Innovation is the backbone of Australian farming systems, often driven by growers who pioneer cropping practices. But with the support of GRDC, Australian growers can push the boundaries of crop productivity still further.
Mark Pearce, who farms with his wife Lisa at Tarin Rock 300 kilometres south-east of Perth, knows this and has provided an area of his property for a radical experiment to pursue solutions to his main farming limitation.
“The nature of our soils is our major limitation as we have varying constraints across the entire 3000 hectares we crop,” he says.
Mark is a member of the western region GRDC Grower Network, and he is also a member of the Soils Constraints – West initiative since it began in 2015, so has been able to tap readily into the latest research in this space.
“We have tried a number of different approaches to ameliorating our soils including reefinating – crushing rocks, cultivating with Swifter discs – to deal with non-wetting soils – and ripping. But none of these have been effective so we are really keen to find a solution,” he says.
“We have a fair proportion of duplex soils, which should be our more productive soils but aren’t because they are prone to waterlogging as well as being acidic in the top 20 centimetres and sodic at depth.”
So as part of a broader $42 million collaborative venture between the Western Australian Department of Primary Industries and Regional Development and GRDC, Dr Gaus Azam’s team is re-engineering the soil profile of a trial area of the Pearces’ property to determine what can be achieved for plant production in this water-limited environment.
The profile has been excavated to 80 centimetres at 10cm increments and the layers separated. Up to 10 different treatments have been tested, with increasing levels of ameliorating power to the various layers, and then they have been replaced.
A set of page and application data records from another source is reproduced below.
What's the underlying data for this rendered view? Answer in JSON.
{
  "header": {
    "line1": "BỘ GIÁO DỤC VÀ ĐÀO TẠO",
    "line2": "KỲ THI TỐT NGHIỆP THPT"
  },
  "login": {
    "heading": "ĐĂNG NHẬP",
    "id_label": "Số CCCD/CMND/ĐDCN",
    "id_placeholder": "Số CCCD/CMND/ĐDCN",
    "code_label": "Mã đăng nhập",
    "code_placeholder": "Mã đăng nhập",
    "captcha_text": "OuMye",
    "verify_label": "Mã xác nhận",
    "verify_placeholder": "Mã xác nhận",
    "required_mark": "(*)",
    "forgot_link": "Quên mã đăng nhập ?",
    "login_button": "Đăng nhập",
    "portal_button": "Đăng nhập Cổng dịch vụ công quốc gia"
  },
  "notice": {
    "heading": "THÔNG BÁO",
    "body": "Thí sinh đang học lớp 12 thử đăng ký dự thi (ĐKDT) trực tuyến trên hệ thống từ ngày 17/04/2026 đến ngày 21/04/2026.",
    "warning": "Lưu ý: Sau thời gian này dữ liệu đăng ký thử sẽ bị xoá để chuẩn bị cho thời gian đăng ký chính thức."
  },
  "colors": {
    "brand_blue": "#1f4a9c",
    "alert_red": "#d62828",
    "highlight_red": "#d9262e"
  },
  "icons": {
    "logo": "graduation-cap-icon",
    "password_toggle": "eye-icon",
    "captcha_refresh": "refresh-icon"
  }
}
If we can get crop roots deeper into the profile where we know there is moisture available, as well as potash, it may also potentially reduce our fertiliser use.
Mark has sown the barley variety Spartacus CL (PBR) across the trial plots using his own equipment on tramlines to avoid compacting the plots. Four further years of crop production will be monitored on the site.
“We have had a very good season this year with up to 450 millimetres of rain, so as the surrounding barley became waterlogged, we have seen the treated trial plots flourish,” he says.
“We will be keeping livestock off this trial site to avoid compaction issues, but it will be interesting to monitor whether the soil remains friable or if it begins to settle and compact over the trial period.”
If significant crop productivity benefits can be demonstrated from this radical re-engineering, Mark says he is hopeful that the necessary machinery innovation will follow.